- User and device behavioral analysis: Forescout XDR uses cross-product correlation, user and entity behavior analytics (UEBA) and baselining to analyze user and device behaviors. This helps you quickly detect and respond to unusual or suspicious activity, including potential insider threats.
- Automated response: Forescout XDR provides automated response capabilities that can be triggered based on specific security events or incidents. This helps you respond quickly to potential insider threats without the need for manual intervention.
- Integrations with security tools: Forescout XDR integrates with a wide range of security tools, such as firewalls, intrusion prevention systems (IPS) and security information and event management (SIEM) systems. This integration enhances your overall security posture and helps provide a more comprehensive view of potential insider threats.
- Cloud security: Forescout XDR provides cloud security capabilities that help you secure cloud-based resources and applications. This includes the ability to detect and respond to potential insider threats that occur within cloud environments.
Detect and respond more efficiently to all types of true threats – including insider threats.
Insider threat detection model in Forescout Cloud
The best way to reduce negligent insider threats

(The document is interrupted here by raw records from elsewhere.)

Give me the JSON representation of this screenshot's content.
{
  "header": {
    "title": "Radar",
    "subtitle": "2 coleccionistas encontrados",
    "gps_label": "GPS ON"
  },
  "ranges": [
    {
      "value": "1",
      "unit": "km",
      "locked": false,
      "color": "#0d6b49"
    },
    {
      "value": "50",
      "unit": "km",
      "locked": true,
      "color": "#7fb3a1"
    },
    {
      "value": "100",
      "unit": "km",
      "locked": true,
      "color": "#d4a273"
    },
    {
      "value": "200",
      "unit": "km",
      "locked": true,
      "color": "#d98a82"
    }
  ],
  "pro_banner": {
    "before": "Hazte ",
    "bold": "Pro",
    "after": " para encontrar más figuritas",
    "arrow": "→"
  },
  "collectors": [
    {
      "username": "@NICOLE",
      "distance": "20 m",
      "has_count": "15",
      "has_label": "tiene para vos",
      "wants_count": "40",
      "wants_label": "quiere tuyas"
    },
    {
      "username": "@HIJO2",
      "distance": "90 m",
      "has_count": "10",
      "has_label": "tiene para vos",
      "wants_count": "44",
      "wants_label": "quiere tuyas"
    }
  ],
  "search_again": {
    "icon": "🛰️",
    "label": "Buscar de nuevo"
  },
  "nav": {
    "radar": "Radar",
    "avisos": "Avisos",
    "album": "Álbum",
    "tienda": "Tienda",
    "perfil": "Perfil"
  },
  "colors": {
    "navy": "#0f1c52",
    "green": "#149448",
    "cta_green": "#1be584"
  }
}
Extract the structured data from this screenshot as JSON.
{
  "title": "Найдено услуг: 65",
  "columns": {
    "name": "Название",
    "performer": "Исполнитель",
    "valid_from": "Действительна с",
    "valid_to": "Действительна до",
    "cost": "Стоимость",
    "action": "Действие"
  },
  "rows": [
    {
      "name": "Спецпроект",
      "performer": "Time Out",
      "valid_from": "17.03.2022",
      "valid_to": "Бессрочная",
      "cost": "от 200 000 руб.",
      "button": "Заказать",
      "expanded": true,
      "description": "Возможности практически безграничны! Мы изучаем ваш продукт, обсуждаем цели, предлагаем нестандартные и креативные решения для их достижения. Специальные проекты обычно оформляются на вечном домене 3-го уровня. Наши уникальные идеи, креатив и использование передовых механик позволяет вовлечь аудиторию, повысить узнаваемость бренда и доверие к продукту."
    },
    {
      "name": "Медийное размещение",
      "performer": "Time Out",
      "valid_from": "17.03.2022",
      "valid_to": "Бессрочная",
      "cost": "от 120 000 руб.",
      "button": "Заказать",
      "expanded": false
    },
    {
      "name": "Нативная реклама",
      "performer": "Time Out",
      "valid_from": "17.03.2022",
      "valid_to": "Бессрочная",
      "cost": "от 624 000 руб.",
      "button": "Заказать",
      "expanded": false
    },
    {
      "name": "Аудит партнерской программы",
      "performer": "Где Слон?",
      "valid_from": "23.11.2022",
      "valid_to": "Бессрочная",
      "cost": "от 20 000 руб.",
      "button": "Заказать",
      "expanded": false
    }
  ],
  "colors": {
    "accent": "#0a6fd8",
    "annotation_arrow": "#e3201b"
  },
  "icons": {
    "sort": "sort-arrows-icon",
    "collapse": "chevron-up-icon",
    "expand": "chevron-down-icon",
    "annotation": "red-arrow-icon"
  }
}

Threat detection analytics and related capabilities grow more sophisticated every year. They must if organizations want to keep pace with – and outsmart – constantly evolving TTPs. For one type of insider threat, you have an even more powerful tool in your toolbox: cybersecurity awareness training.
One of the conclusions of the CSRB review of LAPSUS$ is that “employee awareness and insider risk management factored heavily into whether organizations defended well against this class of threat actors.”
As mentioned earlier, negligent insider threats aren’t always caused by malicious behavior, but they nonetheless open the door to malicious attacks. According to one study, 56% of insider incidents are caused by negligent employees or contractors – compared to 26% caused by malicious insiders.
Offering quarterly, interactive cybersecurity awareness training can go a long way to change employee behavior, perhaps not initially but definitely over time. It’s also one of the best ways to reinforce a security culture and foster healthy suspicion. As a bonus, a high-profile, proactive culture of security may discourage malicious insider threats.